## Work item
Which lines below hold the word "time"? Copy all of them.

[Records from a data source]

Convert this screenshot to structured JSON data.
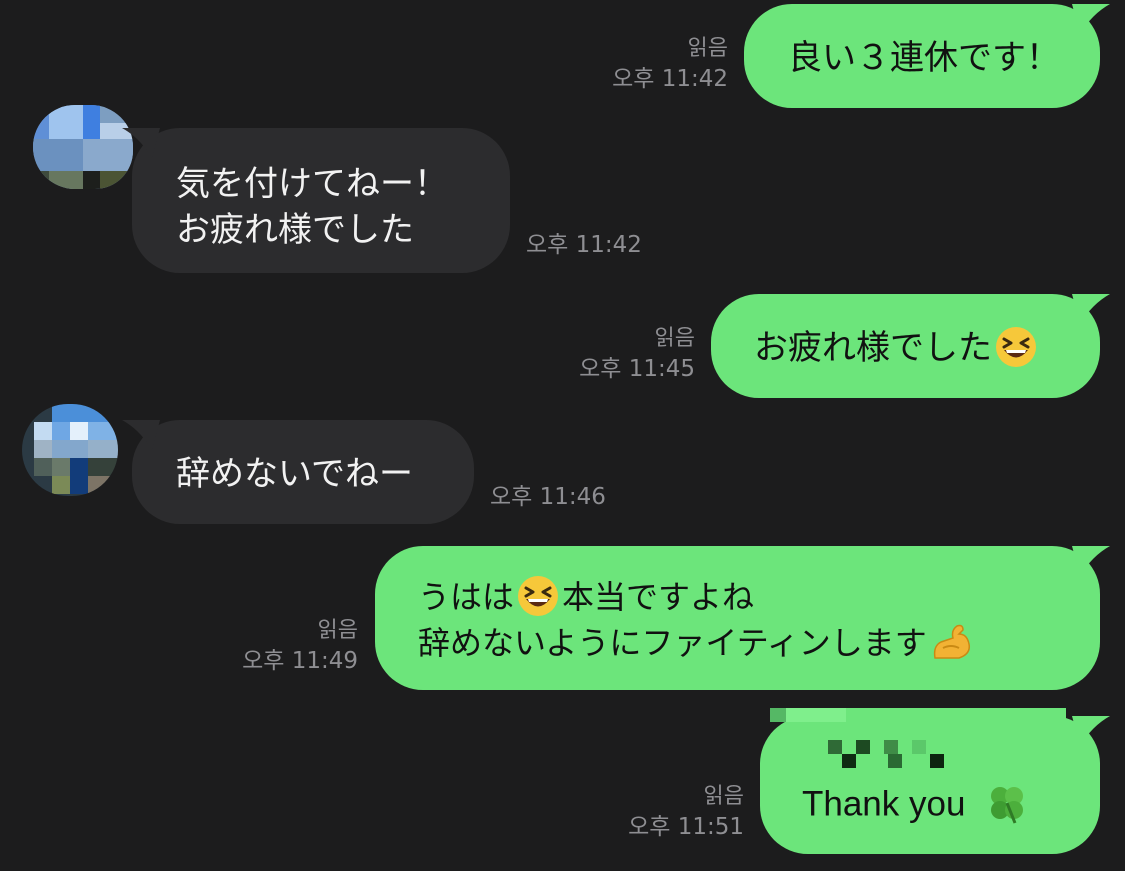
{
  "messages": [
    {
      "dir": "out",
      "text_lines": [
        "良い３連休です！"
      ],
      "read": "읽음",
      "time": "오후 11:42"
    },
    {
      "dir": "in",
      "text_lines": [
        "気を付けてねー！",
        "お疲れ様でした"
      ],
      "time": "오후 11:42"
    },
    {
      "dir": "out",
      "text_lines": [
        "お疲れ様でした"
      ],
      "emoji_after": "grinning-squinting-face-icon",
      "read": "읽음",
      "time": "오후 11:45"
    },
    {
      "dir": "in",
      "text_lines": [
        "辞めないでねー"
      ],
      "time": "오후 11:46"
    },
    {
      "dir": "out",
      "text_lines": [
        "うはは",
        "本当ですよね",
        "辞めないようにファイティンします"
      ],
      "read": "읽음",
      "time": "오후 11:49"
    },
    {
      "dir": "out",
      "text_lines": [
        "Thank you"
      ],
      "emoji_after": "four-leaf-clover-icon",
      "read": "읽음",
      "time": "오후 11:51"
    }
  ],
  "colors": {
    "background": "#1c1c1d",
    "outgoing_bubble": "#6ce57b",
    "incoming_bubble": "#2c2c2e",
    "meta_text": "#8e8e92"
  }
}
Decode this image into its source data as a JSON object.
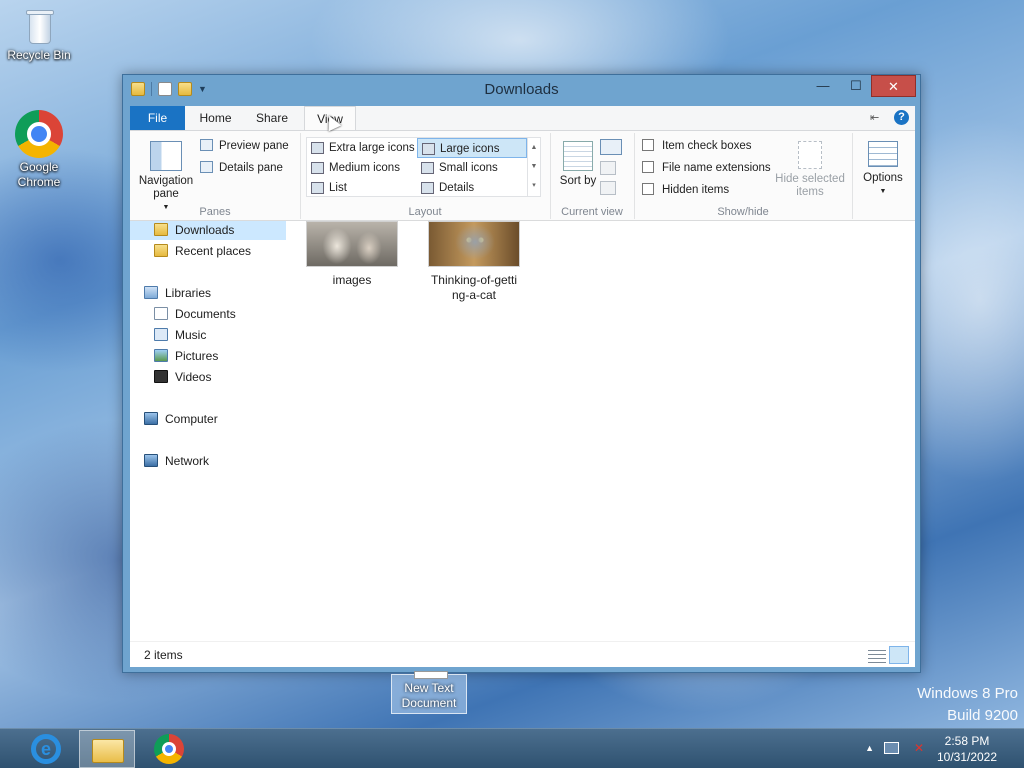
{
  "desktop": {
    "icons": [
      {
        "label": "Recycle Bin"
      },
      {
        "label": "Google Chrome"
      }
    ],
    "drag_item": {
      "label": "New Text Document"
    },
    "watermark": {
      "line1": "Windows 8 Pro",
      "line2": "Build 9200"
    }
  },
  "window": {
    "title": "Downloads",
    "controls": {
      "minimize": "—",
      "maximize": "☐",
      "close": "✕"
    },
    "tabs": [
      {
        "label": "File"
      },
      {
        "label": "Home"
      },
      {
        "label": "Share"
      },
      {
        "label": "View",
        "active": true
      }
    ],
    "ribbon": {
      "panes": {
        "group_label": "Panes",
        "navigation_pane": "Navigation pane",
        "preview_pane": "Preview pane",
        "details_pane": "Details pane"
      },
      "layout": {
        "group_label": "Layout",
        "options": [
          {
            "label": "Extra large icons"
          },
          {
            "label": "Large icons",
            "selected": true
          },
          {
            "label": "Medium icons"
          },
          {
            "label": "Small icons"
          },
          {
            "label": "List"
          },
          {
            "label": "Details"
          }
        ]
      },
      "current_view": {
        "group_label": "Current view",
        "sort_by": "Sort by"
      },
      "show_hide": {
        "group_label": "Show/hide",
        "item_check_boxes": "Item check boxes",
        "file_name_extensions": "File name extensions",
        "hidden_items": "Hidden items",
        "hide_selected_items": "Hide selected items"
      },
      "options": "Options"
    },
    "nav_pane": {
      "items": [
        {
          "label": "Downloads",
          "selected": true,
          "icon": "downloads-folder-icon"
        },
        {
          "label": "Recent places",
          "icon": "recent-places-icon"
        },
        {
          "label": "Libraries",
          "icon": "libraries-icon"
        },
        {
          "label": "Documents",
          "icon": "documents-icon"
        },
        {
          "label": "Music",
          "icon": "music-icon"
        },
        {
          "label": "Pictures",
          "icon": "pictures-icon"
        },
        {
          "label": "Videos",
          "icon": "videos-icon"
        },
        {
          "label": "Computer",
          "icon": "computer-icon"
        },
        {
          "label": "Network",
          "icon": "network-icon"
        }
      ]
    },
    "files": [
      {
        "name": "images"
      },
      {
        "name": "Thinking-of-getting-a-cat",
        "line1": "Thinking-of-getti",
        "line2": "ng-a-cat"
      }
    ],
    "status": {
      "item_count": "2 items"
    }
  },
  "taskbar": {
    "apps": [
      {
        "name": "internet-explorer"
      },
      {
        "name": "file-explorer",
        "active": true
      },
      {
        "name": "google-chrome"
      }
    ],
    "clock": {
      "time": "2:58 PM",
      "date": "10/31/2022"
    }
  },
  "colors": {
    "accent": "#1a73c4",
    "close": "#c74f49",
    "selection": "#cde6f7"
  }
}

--

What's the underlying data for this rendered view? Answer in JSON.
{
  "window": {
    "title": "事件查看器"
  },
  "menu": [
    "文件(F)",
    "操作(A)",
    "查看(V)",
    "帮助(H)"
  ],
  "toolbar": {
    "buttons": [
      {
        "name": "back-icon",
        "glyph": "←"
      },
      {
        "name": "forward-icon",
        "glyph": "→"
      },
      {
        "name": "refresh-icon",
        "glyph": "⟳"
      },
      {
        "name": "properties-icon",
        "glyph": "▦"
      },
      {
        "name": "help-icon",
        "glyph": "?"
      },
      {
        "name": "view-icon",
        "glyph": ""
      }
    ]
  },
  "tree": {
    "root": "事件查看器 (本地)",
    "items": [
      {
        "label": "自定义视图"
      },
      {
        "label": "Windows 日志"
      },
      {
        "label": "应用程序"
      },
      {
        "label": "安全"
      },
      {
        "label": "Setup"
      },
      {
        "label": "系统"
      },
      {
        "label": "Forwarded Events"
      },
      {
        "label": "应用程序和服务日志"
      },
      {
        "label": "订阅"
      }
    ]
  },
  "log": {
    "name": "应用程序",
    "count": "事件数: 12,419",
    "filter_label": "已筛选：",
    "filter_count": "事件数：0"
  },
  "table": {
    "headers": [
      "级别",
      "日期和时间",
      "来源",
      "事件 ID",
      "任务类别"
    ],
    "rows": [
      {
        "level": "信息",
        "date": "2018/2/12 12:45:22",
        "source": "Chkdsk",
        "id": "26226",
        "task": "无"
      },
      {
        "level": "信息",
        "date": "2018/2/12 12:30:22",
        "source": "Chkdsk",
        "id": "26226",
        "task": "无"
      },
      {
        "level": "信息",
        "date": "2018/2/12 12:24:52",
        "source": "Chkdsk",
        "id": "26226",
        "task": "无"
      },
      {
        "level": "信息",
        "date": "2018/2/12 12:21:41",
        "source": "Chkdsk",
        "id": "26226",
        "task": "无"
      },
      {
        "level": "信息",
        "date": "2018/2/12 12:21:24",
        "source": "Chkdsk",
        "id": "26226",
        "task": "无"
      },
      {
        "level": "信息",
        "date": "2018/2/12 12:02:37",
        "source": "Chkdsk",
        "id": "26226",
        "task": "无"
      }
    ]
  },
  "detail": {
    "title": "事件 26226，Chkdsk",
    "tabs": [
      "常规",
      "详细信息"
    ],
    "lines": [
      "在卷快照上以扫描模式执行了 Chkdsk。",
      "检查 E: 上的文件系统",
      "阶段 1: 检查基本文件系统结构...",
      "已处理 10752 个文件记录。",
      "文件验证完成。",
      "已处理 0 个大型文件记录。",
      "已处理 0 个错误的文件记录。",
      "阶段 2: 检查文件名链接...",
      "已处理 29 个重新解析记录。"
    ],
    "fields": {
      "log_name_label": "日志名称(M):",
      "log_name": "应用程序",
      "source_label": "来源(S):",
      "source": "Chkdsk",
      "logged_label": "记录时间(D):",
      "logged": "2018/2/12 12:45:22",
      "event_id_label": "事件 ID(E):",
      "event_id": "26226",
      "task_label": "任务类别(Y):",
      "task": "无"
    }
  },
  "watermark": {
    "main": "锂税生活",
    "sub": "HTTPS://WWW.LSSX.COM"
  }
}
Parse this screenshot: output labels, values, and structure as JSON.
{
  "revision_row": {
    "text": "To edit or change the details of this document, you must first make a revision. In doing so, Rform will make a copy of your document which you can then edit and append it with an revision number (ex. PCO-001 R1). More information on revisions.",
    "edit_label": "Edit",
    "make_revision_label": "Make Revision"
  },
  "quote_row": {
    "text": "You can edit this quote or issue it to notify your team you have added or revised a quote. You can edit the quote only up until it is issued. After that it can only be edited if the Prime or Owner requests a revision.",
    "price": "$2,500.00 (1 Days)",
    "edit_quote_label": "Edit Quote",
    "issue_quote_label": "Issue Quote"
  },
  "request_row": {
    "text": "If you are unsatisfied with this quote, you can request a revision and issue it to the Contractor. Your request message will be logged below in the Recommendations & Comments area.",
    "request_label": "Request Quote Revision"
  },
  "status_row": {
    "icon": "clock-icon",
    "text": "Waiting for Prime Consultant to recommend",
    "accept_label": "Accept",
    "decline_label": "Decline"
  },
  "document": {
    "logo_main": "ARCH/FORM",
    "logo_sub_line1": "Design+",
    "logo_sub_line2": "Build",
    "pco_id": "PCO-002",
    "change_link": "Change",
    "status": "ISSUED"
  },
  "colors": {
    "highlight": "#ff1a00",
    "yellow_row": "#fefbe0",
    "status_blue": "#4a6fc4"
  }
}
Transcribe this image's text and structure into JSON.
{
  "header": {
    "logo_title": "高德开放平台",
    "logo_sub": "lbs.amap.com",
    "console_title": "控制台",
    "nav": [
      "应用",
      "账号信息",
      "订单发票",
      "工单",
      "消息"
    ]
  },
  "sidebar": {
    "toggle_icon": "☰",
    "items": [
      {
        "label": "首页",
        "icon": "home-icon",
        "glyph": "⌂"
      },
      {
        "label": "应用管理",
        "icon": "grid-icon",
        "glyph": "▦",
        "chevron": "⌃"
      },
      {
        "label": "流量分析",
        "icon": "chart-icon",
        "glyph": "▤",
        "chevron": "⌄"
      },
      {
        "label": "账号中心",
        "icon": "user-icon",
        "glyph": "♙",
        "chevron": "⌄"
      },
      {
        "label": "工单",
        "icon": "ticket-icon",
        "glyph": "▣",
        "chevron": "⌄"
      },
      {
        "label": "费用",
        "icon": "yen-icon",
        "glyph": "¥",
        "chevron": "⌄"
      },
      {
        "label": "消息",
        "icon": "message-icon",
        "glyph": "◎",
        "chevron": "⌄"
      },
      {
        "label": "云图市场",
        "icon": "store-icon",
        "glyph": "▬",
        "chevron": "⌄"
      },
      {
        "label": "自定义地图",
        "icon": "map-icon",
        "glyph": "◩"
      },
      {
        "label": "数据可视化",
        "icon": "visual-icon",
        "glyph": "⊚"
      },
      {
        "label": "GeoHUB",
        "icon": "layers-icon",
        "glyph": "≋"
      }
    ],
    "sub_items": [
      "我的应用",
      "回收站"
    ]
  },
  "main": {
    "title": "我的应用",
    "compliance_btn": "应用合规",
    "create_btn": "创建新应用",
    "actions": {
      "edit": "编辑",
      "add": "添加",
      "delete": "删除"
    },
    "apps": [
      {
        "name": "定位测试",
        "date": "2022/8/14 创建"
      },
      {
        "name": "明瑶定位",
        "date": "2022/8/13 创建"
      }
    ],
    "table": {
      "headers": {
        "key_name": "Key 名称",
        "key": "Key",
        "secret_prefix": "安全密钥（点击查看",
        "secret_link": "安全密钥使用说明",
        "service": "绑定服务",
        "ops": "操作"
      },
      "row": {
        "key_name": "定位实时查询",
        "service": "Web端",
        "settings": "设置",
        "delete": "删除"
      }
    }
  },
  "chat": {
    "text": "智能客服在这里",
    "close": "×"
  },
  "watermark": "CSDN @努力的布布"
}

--

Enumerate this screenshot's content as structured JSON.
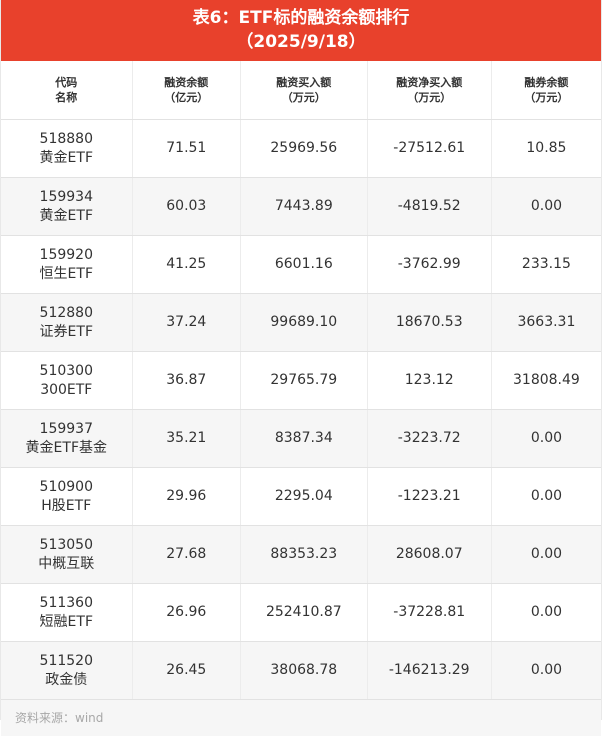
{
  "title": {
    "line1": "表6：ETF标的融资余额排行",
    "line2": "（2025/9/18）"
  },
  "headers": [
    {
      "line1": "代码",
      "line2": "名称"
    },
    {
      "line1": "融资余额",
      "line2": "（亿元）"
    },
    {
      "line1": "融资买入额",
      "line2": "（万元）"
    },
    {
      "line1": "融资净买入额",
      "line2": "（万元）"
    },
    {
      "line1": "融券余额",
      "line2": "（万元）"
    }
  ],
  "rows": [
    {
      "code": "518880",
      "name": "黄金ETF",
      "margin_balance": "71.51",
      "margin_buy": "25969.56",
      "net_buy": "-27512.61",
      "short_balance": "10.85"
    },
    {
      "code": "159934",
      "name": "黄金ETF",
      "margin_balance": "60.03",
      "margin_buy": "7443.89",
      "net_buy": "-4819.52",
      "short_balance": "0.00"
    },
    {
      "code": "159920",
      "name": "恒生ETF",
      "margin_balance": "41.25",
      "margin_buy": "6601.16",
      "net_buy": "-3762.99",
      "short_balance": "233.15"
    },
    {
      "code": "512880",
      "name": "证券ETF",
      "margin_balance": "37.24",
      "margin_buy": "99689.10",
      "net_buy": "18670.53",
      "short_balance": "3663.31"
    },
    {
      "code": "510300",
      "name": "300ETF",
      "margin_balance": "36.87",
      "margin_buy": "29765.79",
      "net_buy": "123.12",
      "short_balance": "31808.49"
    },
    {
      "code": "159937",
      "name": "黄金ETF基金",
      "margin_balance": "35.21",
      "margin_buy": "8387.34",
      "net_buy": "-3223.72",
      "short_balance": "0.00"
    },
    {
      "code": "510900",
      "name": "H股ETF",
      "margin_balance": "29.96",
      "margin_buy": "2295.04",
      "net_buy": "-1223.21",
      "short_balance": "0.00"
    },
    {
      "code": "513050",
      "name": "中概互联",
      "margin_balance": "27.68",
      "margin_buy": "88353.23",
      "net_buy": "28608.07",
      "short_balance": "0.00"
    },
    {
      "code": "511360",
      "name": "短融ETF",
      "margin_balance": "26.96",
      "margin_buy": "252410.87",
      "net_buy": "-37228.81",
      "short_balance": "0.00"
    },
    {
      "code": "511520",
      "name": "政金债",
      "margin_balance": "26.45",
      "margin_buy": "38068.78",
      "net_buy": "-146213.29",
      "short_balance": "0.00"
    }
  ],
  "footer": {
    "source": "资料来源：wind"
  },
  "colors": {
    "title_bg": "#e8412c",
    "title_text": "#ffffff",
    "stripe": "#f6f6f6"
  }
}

## Answer to this task
      "time": "오후 11:42"
      "time": "오후 11:42"
      "time": "오후 11:45"
      "time": "오후 11:46"
      "time": "오후 11:49"
      "time": "오후 11:51"
      "time": "2:58 PM",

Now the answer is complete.